> [Extracted material]:
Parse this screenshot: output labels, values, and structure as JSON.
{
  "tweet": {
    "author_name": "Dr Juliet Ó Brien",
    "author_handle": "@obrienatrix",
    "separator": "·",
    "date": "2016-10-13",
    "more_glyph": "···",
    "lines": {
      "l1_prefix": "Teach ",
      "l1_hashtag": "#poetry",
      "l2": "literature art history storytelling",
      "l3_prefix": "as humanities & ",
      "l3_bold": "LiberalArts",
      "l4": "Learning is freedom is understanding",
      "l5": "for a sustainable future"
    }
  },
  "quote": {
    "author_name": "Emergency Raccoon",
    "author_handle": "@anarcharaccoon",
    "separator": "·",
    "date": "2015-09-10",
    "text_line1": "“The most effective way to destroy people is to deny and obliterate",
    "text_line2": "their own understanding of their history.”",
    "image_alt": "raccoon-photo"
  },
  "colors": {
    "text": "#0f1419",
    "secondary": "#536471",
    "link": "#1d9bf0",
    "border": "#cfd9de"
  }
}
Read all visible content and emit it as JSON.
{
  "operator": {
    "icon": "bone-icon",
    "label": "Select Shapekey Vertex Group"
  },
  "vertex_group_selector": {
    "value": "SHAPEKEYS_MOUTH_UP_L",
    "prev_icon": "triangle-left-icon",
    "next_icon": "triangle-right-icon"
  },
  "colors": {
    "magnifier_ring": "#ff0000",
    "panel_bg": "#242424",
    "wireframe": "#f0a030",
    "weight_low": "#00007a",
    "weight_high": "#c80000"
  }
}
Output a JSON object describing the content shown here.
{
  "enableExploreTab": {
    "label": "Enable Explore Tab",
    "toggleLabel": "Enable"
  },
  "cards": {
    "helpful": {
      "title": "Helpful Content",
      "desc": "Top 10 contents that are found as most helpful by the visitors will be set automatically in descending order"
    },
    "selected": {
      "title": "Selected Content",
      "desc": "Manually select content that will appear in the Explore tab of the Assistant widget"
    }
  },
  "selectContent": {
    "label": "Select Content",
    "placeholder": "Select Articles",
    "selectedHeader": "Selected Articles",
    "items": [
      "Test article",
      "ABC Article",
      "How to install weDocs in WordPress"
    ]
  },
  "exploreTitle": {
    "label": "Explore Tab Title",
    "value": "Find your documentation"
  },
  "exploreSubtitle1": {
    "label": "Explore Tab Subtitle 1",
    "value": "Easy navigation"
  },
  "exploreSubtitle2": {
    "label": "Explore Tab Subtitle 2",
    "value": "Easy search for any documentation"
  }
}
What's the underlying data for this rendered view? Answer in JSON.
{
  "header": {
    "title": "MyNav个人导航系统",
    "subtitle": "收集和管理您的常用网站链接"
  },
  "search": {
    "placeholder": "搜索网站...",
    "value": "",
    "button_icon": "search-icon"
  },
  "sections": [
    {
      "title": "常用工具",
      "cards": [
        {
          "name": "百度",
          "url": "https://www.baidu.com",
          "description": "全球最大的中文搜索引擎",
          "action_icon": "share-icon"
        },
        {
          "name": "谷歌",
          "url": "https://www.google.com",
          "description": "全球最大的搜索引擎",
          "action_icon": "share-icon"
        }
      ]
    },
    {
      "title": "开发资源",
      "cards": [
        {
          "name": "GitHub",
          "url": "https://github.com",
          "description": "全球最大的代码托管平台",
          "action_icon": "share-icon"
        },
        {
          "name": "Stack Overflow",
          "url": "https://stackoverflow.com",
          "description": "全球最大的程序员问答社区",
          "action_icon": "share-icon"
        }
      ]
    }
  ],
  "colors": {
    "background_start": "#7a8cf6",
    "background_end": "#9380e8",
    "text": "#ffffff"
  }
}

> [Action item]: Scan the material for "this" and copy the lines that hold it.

> [Finished task]:
Parse this screenshot: output labels, values, and structure as JSON.
What's the underlying data for this rendered view? Answer in JSON.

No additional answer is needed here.